[Stored entries]

☆ ☆ ☆ ☆ ☆ ☆ ☆

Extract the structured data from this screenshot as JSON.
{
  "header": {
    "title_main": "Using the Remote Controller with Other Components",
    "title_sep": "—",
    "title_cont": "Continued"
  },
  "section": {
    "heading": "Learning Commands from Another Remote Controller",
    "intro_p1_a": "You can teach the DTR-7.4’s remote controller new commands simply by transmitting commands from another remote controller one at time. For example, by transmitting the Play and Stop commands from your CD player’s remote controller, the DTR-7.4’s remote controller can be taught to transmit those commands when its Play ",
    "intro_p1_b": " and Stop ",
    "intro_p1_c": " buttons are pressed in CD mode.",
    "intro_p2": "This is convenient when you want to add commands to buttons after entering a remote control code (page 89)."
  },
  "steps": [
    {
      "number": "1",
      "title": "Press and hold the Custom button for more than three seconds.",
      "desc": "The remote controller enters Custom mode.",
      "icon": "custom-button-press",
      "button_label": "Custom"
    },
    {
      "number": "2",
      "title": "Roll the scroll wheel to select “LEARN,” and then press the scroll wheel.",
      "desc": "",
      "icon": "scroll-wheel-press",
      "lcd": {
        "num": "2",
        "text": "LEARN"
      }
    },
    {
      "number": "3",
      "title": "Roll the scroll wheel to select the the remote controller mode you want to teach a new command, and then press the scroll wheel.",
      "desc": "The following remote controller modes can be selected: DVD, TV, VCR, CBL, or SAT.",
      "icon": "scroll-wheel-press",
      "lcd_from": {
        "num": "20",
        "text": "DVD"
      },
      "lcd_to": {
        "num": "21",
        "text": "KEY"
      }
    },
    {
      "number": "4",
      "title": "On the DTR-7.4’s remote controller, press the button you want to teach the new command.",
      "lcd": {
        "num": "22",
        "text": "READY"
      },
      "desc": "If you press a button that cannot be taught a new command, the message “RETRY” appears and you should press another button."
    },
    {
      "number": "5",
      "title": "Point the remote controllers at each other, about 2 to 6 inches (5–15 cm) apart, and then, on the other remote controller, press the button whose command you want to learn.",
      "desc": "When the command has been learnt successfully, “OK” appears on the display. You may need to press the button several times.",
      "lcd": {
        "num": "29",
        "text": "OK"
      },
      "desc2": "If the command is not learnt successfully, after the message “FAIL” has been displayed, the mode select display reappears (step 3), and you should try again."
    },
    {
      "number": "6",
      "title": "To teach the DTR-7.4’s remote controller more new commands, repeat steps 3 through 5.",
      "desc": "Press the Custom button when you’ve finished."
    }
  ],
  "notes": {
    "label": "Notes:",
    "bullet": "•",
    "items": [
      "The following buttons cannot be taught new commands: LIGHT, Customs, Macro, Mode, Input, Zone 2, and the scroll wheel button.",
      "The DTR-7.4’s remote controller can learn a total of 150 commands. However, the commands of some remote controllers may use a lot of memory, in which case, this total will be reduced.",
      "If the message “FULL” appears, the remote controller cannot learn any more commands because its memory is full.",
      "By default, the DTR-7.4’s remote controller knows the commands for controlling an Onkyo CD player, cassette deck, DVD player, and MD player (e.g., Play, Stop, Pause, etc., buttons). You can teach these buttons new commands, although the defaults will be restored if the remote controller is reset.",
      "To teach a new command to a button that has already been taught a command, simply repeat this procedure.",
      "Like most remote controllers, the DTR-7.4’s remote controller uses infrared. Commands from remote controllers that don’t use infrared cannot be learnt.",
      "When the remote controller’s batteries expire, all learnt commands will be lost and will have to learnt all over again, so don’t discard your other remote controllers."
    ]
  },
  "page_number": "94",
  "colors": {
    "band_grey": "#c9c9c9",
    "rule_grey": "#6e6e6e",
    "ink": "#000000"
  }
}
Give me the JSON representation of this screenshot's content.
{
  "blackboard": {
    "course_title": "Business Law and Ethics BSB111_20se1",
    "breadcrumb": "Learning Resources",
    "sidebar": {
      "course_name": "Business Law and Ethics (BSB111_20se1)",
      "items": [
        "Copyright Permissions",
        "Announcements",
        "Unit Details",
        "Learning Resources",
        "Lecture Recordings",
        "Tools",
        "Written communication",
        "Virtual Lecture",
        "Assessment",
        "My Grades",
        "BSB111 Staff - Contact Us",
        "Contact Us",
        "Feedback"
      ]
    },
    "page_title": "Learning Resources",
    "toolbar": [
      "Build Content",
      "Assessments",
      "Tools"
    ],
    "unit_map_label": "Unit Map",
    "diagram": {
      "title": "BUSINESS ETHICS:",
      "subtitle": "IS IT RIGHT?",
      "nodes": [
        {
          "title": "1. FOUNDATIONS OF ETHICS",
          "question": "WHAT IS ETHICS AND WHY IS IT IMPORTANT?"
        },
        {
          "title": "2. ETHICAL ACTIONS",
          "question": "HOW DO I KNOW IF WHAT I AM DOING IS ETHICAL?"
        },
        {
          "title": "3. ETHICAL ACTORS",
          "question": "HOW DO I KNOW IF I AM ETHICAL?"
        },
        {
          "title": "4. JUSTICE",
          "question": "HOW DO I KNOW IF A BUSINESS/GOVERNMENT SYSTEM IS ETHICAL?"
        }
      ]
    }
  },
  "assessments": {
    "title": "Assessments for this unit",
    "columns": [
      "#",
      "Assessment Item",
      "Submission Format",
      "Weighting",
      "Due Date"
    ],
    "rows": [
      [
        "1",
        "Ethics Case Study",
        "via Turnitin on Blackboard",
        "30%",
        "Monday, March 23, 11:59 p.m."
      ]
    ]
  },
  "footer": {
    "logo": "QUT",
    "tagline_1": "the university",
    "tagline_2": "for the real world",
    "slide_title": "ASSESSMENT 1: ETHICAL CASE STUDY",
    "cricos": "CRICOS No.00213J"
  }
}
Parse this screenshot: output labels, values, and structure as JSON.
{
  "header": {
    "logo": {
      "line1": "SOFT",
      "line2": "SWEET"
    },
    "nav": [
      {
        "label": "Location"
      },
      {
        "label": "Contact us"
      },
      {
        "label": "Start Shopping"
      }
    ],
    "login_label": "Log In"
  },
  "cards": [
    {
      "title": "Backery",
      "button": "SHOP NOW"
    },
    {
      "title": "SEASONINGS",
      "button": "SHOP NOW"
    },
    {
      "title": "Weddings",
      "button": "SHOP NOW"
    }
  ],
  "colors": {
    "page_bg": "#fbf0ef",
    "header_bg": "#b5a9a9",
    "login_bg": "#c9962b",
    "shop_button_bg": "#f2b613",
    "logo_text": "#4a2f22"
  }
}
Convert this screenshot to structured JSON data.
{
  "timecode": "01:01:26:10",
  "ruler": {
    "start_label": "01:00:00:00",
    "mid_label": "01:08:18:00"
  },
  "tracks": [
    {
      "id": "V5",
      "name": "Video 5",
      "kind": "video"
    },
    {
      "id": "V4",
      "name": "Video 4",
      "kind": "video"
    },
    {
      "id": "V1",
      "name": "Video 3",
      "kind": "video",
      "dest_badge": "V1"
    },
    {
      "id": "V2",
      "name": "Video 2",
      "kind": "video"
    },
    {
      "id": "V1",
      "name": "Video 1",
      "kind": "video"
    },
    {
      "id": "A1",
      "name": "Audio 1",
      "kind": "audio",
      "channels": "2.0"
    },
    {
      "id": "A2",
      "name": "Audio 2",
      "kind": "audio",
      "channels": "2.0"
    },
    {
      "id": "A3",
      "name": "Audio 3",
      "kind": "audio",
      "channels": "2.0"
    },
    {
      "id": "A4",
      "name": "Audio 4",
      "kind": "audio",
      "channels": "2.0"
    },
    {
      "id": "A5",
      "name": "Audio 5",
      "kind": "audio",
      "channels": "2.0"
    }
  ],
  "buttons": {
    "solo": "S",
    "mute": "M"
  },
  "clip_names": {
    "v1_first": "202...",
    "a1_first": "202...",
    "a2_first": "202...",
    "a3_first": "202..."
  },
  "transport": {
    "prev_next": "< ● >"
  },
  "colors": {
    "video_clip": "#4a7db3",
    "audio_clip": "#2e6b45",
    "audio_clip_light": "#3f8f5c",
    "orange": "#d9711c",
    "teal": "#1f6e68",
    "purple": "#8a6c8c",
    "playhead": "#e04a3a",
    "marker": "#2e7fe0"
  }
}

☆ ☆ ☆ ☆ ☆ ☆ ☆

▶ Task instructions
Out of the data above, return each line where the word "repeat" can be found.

▶ Written response
      "title": "To teach the DTR-7.4’s remote controller more new commands, repeat steps 3 through 5.",
      "To teach a new command to a button that has already been taught a command, simply repeat this procedure.",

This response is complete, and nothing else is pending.